sorry to offer disillusionment...indigo dyed fabric does burn. at least, i never found any left in the ashes of our house after Ash Wednesday in 1983! it was also reputed to repel snakes, which would make it a most desirable thing to be wearing in Australia :)

lovely post - and thanks for all those beautiful images, especially of your work...

diane said...

Hi, Donna --

Another wonderful post on two of my favorite topics -- boro and enso. Thank you for the links to the boto collectors and the references to interesting books. Thanks to your posts, my library is growing exponentially -- and I've never been disappointed!

Magdalena said...

Hello Donna!

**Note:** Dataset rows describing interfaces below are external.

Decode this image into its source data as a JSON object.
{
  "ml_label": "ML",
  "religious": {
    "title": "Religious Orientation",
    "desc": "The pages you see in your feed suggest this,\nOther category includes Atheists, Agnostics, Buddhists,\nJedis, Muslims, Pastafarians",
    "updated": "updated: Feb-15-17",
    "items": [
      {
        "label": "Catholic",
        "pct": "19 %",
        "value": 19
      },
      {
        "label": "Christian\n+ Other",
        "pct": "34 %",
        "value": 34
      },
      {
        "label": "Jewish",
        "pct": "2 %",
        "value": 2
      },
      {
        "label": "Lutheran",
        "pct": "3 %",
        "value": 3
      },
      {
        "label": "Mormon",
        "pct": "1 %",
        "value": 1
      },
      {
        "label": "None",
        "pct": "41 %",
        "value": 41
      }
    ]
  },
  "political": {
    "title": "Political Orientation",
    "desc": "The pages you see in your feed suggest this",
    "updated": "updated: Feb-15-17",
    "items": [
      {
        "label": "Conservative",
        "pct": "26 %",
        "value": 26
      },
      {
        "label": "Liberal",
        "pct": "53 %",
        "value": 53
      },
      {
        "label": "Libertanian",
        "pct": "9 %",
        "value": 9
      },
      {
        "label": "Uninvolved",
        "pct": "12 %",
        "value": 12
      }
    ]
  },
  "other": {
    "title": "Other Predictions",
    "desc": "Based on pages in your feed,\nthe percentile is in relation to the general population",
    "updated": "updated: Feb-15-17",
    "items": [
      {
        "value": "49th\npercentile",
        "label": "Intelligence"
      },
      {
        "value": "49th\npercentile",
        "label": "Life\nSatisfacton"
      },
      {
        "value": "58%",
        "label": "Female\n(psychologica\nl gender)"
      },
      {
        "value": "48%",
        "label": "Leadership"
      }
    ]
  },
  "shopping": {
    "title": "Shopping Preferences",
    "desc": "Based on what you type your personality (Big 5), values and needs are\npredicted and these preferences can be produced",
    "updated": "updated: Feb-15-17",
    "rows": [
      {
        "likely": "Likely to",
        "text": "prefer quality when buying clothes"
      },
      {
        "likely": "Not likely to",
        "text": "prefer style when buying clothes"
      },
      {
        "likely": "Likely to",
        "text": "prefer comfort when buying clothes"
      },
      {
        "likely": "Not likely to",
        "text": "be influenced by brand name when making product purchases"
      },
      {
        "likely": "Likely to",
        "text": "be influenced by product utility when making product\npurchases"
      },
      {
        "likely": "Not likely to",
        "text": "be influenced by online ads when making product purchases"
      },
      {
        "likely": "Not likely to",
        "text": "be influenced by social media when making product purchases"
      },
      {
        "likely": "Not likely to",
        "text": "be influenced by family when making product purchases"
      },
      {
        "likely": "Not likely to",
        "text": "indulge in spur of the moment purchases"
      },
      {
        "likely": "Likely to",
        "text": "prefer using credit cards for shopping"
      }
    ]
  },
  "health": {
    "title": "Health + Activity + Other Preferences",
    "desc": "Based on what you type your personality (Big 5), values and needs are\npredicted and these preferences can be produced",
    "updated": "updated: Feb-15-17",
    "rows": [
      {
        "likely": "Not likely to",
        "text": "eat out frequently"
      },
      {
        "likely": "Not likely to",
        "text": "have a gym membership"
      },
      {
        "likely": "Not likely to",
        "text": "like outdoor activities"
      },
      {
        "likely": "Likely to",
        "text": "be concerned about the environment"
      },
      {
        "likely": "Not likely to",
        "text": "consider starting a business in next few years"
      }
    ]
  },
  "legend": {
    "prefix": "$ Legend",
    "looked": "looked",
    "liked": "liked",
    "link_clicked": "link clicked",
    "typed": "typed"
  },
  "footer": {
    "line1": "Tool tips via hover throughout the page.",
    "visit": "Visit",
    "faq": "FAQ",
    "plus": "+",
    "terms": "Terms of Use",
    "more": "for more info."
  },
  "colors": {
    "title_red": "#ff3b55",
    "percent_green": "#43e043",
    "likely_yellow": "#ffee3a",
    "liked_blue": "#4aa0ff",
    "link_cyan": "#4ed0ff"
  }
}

first I want to thank you for you very kind words...it means a lot to me to hear from you.
I love your idea of enso...your work fild with harmony and beautiful thougts...
Thank you for your art and inspiration.

sukipoet said...

wonderful collage and I recognize that black paper with little gold dots just like i have and am almost our of.

boro is just wonderful and i think my favorites are the bags too. the indigo is beautiful. i just got some indigo ink but havent used it yet.

thanks for sharing your equisite knowledge of all things Japanese.

nancy neva gagliano said...

OH! boro and blues .... love. indigo. never knew that the fabric wouldn't burn.
off to order my sibella NOMAD.....

Lynn said...

Beautiful collage.
Thoughtful post.
There's so much we can learn from the past.

Ingrid Dijkers said...

Fasinating post! I have enjoyed exploring your lovely blog and plan to return often.

Gloria Freshley Art and Design said...

As always . . . a lovely post! Thank you!

Hannah said...

Donna,

This post is timely--in the season of too much, your words and images point us to a world that valued the smallest bits of what life offered up. I'm intrigued by how different cultures come up with similar techniques; in this case the quilted jackets remind me of the Gee's Bend quilts created out of denim, all dyed with indigo.

Susan M said...

Enso is great!
Susan

I like the little bundle.
Don

Seth said...

So much to learn from this post...and so much beauty to see. When I saw the word "Brooklyn" I perked up and am off to see the website now!

mansuetude said...

fascinating that Indigo won't burn?

I wonder if a circle alters, or burns as we travel our spirals (inward)?

lovely collage work, as always.

Gaby Bee said...

Beautiful post, Donna... as always!

Wishing you a very Merry Christmas and a Happy Creative New Year!

Hugs,
Gaby

Francesca said...

WOW, it's like having been to Japan! My husband is Japanese, I showed him these pictures and he was so impressed. I will come back later and follow you, for some reason I cannot follow you from this computer, I need to use mine. My daughter Sayaka (HungryCaramella) in the meantime is already following you. She loves everything about Japan, even though she half Sicilian. Happy New Year!